Then, we waited almost 3 months for the final autopsy results after many phone calls to the coroner’s office. Apparently, the coroner sent pieces of Jason’s heart to labs around the country for testing. He never did find anything concrete, but came to the conclusion that Jason died of an undetected heart condition.

He also suggested that my husband, daughter and myself get tested for LQT Syndrome. In July of 2006, we went through cardiac testing. Amy and I passed our tests with flying colors. Phil, on the other hand, didn’t do well on his stress test. His cardiologist suggested that he have a cardiac catheterization just as a precaution. Of course, during this procedure, they found that one of his arteries was 70% blocked and he had a stent inserted. Who knew that someone at the age of 45 with no health problems whatsoever would need a stent and be in a position to have a heart attack. I feel like Jason saved his father’s life.

In August of 2006, Phil heard about the American Heart Association Heart Walk that was occurring in September. We decided that this is what we should do. We formed Team Jay and were surprised that we had about 20 friends and family members come out and walk with us in that short of time.

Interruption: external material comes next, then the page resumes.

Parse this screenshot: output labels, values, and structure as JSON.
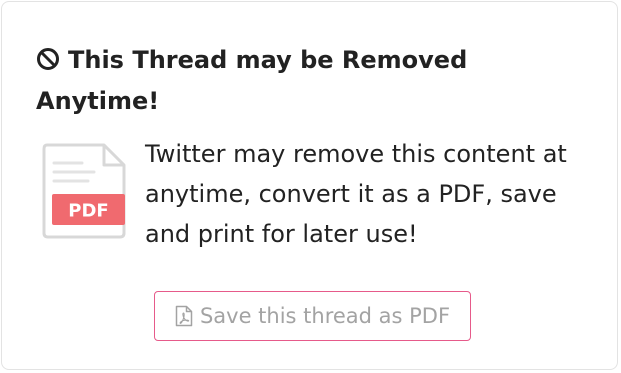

We now participate in the Heart Walk every year (our team grows every year) and have raised over $10,000 since 2006. While nothing can fill the void caused by Jason’s untimely passing, we want people to realize that heart problems are not just for older people, everyone is at risk, even the most youthful and energetic.

In 2007, we also decided to create a nonprofit corporation in Jason’s memory for awarding scholarships to promising local area high school students – The Jason Crawford Memorial Fund. We awarded our first scholarship in 2008 and since then have awarded 2 additional scholarships. We have held multiple fundraisers, including golf tournaments and a beef-n-beer benefit – raising much needed money to grow the Fund. The support that we receive is tremendous and overwhelming.

Also, in March of 2008, we welcomed our first grandchild, Caiden Michael, born on March 15. His mother Amy is a wonderful mother and Caiden is the joy of our lives. Talk about the circle of life!

This story just goes to show that, in the blink of an eye, your whole life can change forever.

Lynn Crawford

The American Heart Association is a national voluntary health agency to help reduce disability and death from cardiovascular diseases and strokeaha_logo
120x240_verticalBanner